- **Work task**
Copy out each line of the entries where the word "Customer" is present.

- **Data**

-=-=-=-=-

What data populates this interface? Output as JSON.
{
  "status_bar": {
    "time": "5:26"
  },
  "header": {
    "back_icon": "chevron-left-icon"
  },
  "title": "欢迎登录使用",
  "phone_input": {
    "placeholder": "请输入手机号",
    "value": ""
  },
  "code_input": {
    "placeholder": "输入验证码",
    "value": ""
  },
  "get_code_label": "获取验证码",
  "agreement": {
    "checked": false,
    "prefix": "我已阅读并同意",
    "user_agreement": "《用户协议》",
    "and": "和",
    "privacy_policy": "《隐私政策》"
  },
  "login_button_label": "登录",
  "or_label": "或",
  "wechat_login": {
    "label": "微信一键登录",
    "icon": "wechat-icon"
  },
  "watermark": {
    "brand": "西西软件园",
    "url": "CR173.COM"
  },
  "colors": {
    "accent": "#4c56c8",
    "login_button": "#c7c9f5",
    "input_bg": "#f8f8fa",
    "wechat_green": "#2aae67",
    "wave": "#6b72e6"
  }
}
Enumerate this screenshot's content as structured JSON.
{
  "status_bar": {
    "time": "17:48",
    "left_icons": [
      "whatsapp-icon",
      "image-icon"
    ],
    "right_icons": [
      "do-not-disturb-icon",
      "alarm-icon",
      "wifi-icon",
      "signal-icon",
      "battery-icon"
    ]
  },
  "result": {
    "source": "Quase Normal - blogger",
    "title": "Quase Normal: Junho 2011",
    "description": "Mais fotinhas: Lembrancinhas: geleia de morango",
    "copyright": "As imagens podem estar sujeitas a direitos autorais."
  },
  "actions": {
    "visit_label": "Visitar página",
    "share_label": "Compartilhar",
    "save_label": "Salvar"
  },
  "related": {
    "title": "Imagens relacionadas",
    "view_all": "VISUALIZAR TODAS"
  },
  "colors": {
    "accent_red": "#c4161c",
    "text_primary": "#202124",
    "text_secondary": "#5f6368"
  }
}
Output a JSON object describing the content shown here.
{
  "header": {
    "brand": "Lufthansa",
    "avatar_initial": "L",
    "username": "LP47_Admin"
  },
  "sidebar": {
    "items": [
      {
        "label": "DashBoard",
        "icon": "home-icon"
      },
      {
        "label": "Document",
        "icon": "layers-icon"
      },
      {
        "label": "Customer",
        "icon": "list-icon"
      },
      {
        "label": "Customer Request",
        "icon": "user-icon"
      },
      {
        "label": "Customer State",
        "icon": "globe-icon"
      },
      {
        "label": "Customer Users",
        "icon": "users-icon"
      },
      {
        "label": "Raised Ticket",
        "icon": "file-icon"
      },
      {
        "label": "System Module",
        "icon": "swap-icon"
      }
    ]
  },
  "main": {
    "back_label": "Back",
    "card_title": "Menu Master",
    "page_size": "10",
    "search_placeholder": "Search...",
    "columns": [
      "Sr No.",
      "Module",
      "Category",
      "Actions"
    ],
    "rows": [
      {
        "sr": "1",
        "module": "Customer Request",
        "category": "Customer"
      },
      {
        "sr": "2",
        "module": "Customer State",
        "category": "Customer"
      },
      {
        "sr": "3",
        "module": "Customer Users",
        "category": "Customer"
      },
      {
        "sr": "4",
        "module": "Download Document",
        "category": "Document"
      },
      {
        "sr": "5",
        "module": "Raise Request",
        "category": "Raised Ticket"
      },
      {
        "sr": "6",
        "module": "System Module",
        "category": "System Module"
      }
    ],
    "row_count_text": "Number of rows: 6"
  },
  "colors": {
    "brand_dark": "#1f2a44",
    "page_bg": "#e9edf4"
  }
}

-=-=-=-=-

- **Result**
        "label": "Customer",
        "label": "Customer Request",
        "label": "Customer State",
        "label": "Customer Users",
        "module": "Customer Request",
        "category": "Customer"
        "module": "Customer State",
        "category": "Customer"
        "module": "Customer Users",
        "category": "Customer"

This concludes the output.